      1. Pronunciation:
      2. CORE-vus
      1. Meaning:
      2. Crow
      1. Genitive:
      2. Corvi
      1. Abbreviation:
      2. Crv
      1. Constellation Family:
      2. Hercules
      1. Hemisphere:
      2. Southern
      1. Quadrant:
      2. SQ3
      1. Best viewing month*:
      2. May
      1. Right Ascension (avg):
      2. 12h 23m
      1. Declination (avg):
      2. -18° 38'
      1. Brightest star:
      2. Gienah  (2.59)
      1. Stars with planets:
      2. 4



    Brightest Stars in Corvus

    The 10 brightest stars in the constellation Corvus by magnitude.

        1. Star
        2. Magnitude
        3. Spectral class



      Double Stars in Corvus

      These are the brightest and easiest-to-find double, triple, and quadruple star systems in the constellation Corvus. Also see all star clusters.

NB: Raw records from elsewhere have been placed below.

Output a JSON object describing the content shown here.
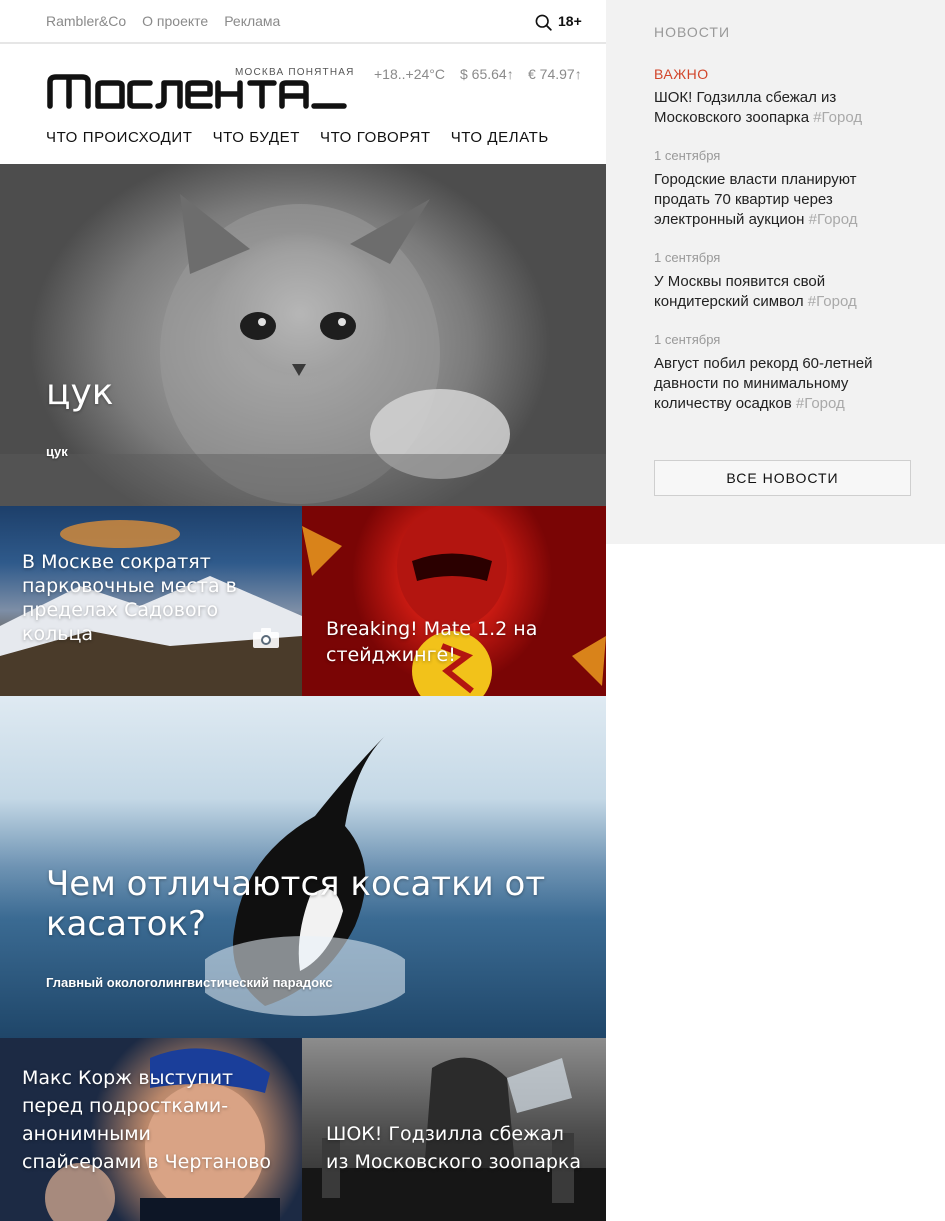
{
  "topbar": {
    "links": [
      "Rambler&Co",
      "О проекте",
      "Реклама"
    ],
    "age_badge": "18+",
    "search_icon": "search-icon"
  },
  "header": {
    "logo_text": "Мослента",
    "tagline": "МОСКВА ПОНЯТНАЯ",
    "weather": "+18..+24°C",
    "usd": "$ 65.64↑",
    "eur": "€ 74.97↑",
    "nav": [
      "ЧТО ПРОИСХОДИТ",
      "ЧТО БУДЕТ",
      "ЧТО ГОВОРЯТ",
      "ЧТО ДЕЛАТЬ"
    ]
  },
  "tiles": {
    "hero": {
      "title": "цук",
      "subtitle": "цук"
    },
    "parking": {
      "title": "В Москве сократят парковочные места в пределах Садового кольца",
      "icon": "camera-icon"
    },
    "mate": {
      "title": "Breaking! Mate 1.2 на стейджинге!"
    },
    "orca": {
      "title": "Чем отличаются косатки от касаток?",
      "subtitle": "Главный окологолингвистический парадокс"
    },
    "korzh": {
      "title": "Макс Корж выступит перед подростками-анонимными спайсерами в Чертаново"
    },
    "godzilla": {
      "title": "ШОК! Годзилла сбежал из Московского зоопарка"
    }
  },
  "sidebar": {
    "heading": "НОВОСТИ",
    "items": [
      {
        "date": "ВАЖНО",
        "text": "ШОК! Годзилла сбежал из Московского зоопарка",
        "tag": "#Город"
      },
      {
        "date": "1 сентября",
        "text": "Городские власти планируют продать 70 квартир через электронный аукцион",
        "tag": "#Город"
      },
      {
        "date": "1 сентября",
        "text": "У Москвы появится свой кондитерский символ",
        "tag": "#Город"
      },
      {
        "date": "1 сентября",
        "text": "Август побил рекорд 60-летней давности по минимальному количеству осадков",
        "tag": "#Город"
      }
    ],
    "all_news_button": "ВСЕ НОВОСТИ"
  },
  "colors": {
    "accent_important": "#d2452a",
    "sidebar_bg": "#f2f2f2",
    "muted_text": "#8a8a8a"
  }
}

          1. Star system
          2. Magnitudes
          3. Type
          1. Delta Corvi
          2. 2.9, 8.5
          3. double



        Galaxies in Corvus

        The most notable, famous, and easy-to-find galaxies in the constellation Corvus . Also see all galaxies.

            1. Galaxy name
            2. Alt name
            3. Galaxy type

          * Constellation shown for northen hemisphere skies. For the southern hemisphere, constellations appear rotated 180 degrees (upside-down and left-right reversed) from what is shown. Remember that seasons are reversed too - summer in northern latitudes is winter in southern latitudes.

          ** Circumpolar constellations are visible year-round in the hemisphere listed (and not at all in the opposite hemisphere).